BEGIN Data for the task

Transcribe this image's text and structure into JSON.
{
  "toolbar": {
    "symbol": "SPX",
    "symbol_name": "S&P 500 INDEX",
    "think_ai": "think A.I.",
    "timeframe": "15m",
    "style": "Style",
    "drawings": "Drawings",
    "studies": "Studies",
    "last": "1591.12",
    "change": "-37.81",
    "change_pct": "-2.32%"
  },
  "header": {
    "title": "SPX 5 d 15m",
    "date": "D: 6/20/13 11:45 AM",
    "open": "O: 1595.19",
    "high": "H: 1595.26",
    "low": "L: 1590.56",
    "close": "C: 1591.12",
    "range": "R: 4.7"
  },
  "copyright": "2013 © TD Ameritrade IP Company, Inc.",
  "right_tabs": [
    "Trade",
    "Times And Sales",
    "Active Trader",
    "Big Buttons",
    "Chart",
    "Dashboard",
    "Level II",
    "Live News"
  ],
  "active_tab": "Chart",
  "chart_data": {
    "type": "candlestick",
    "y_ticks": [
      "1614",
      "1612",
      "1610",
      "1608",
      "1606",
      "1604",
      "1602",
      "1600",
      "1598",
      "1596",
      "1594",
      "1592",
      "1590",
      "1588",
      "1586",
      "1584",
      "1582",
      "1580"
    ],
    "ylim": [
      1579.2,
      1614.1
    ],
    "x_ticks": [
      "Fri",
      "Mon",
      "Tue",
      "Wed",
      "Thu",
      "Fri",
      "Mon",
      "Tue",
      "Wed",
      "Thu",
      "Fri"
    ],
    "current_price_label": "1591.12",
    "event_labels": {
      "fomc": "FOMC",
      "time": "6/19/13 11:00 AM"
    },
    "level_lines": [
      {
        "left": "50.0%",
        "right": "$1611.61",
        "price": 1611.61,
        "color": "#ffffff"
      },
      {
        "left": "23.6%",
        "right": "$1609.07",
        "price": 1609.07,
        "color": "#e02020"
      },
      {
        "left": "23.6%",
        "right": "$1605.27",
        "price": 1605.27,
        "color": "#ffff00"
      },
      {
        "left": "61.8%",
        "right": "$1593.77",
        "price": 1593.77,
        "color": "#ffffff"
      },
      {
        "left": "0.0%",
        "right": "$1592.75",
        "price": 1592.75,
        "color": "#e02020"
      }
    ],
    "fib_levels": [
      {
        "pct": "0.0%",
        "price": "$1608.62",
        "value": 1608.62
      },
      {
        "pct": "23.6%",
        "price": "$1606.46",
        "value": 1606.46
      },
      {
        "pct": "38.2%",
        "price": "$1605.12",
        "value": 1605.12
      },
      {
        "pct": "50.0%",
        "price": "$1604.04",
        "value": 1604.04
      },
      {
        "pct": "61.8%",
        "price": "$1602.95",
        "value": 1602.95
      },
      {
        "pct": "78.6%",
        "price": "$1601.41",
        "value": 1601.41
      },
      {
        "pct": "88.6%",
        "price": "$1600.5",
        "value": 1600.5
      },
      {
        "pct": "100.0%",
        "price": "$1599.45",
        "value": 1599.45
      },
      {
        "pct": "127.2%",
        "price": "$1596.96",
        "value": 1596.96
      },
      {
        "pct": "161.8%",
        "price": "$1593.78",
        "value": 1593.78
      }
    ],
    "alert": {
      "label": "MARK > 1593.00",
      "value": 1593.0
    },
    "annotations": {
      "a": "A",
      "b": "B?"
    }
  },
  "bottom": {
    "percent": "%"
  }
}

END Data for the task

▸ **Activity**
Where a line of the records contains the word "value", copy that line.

▸ **Response for this exercise**
        "value": 1608.62
        "value": 1606.46
        "value": 1605.12
        "value": 1604.04
        "value": 1602.95
        "value": 1601.41
        "value": 1600.5
        "value": 1599.45
        "value": 1596.96
        "value": 1593.78
      "value": 1593.0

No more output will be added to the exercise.